It's beers all round today as we announce a successful final Low Orbit Helium Assisted Navigator (LOHAN) test flight, which saw our Vulture 2 spaceplane's avionics rig sent to 27,700m over Colorado and return to terra firma in fine fettle.
Our US allies at Edge Research Lab kindly volunteered to add our payload to their EDGE17 flight - primarily designed to test the "BEACON e-field sensor" as part of the stormchasing "Balloon Enabled Atmospheric Conditions Observation Network" project.
Our kit comprised Pixhawk autopilot and GPS unit, airspeed sensor (not shown below), full set of servos and the two packs of Energizer Ultimate Lithium AA batteries which power the whole shebang, via a Battery Eliminator Circuit (BEC) in the case of the servos.
Edge's David Patterson undertook to box the rig...
...and here it is ready to go...
...with the airspeed sensor visible here at the left:
Although this set-up works well enough on the ground, there were doubts as to whether the batteries could deliver enough grunt for an entire stratospheric flight in extreme cold. Furthermore, autopilot wranglers Linus Penzlien and Andrew Tridgell wanted to see how the servos and airspeed sensor performed in brass monkeys conditions.
For the purposes of the test, the Pixhawk was in "servo wiggle" mode - a custom LOHAN ArduPilot AUTO mode command (MAV_CMD_NAV_ASCEND_WAIT) which operates the servos every 15 seconds to prevent them freezing as the Vulture 2 ascends to launch altitude. (There's more on Linus and Tridge's Pixhawk brain surgery here.)
So, last Saturday morning, Edge members assembled to dispatch the packages stratowards, having cheekily dubbed our part of the mission "LESTER" (LOHAN Experiment: Stratospheric Test of Energy Reserves), in the spirit of previous ballocket tomfoolery backronyms.
David Patterson reported yesterday: "From an operations perspective, the team and I couldn't be happier with how things went. We were able to utilize a hanger at Colorado Springs East Airport for our fill and pre-flight prep, which enabled us to dial in the ascent rate that we wanted to ensure that the landing zone was conducive to an easy recovery.
"Springs East Airport provided us this space free of charge for this mission, and we certainly appreciate it - it made the fill and release much easier. As you can see from the video, the recovery was almost as easy as it could have been, with the ground team nearly catching the payloads as they descended."

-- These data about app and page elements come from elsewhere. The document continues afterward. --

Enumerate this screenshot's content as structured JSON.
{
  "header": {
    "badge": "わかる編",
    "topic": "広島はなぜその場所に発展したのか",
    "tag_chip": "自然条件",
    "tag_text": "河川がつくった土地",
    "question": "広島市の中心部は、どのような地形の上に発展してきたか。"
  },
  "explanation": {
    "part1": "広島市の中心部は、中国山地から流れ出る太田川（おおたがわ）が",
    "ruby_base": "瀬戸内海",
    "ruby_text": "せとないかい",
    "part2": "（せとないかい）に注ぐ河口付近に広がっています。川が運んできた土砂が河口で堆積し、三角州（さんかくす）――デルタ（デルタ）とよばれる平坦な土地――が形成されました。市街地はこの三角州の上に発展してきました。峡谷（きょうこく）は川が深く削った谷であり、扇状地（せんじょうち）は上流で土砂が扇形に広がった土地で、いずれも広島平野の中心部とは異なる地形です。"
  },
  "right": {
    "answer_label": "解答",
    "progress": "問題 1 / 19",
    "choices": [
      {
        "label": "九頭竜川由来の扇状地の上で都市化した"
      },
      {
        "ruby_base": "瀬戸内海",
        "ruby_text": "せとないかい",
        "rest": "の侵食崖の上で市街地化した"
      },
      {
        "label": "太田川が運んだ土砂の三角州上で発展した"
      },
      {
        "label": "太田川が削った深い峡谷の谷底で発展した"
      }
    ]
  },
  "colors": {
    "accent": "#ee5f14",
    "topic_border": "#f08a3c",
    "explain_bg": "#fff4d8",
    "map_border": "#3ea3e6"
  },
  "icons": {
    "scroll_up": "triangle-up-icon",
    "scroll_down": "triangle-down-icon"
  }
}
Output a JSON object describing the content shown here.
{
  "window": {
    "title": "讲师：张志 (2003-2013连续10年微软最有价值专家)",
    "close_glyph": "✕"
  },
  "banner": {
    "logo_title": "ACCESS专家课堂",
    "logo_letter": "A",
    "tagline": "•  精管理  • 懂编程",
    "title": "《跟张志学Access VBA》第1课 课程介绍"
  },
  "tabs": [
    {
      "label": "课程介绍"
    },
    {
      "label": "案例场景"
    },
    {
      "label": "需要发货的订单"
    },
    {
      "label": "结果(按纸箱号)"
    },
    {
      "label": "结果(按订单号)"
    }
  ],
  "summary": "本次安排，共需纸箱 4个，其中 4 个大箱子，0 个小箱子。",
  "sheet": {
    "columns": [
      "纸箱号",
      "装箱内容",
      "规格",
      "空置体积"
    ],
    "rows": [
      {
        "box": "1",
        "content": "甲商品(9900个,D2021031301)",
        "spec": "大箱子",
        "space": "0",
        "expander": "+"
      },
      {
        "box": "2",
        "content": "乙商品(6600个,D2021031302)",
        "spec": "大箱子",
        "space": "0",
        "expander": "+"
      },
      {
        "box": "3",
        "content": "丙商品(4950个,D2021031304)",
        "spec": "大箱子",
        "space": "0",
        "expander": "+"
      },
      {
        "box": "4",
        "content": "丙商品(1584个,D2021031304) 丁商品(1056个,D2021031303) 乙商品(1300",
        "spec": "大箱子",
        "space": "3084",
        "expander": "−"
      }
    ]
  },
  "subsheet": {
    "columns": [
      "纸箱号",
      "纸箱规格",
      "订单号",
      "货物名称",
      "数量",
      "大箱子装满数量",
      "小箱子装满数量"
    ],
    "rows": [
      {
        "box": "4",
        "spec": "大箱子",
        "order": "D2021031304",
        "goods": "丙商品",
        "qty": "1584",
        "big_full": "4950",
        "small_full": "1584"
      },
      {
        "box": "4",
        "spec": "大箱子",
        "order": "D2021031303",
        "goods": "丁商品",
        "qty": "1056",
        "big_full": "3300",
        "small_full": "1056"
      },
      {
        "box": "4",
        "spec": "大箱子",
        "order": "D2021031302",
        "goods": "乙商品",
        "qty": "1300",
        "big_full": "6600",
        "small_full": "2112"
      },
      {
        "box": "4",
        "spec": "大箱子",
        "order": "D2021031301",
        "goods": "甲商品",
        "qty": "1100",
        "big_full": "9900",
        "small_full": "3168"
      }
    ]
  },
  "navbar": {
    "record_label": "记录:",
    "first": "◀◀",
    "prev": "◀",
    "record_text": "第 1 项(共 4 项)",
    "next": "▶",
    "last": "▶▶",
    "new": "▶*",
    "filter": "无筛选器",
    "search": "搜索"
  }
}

The payloads hit 27,700m before balloon burst...
...and David reported that the servos were still operating after hitting the ground, indicating everything had gone according to plan.
Linus and Tridge have had a quick shufti at the Pixhawk logs, and confirmed all appears to be well at first glance, although they reported voltage spikes on the servo rail which may require the deployment of a zener diode.
We'll bring you a full report on the data next week, including loads of graphs like this demonstration of altitude and temperature, showing that while the external temperature dipped to -50°C, the inside of the payload box was a comparatively balmy 0°C:
Regarding Edge's BEACON e-field sensor, David said: "We're still analyzing the data from our BEACON payload, will keep you posted on the results (it's the intimidating looking black box with the spinning cylinders seen at various places in the video and shortly after burst)".
In summary, then, we're delighted with the results, and we invite readers to raise the traditional glass or two to the Edge team for their fantastic support. We will, of course, be raising a glass with them in person in due course, by which time we hope to have persuaded management that we too need our own pursuit aircraft... ®
More from the lovely LOHAN:
- You can find full LOHAN coverage right here.
- If you're new to LOHAN, seek out our mission summary for enlightenment.
- There are photos our our magnificent Vulture 2 spaceplane here, and detailed structural plans here.
- For your further viewing pleasure, we have all our photographic material stored on Flickr.
- Our LOHAN and Paper Aircraft Released Into Space (PARIS) videos live on YouTube.
- We sometimes indulge in light consensual tweeting, as you can see here.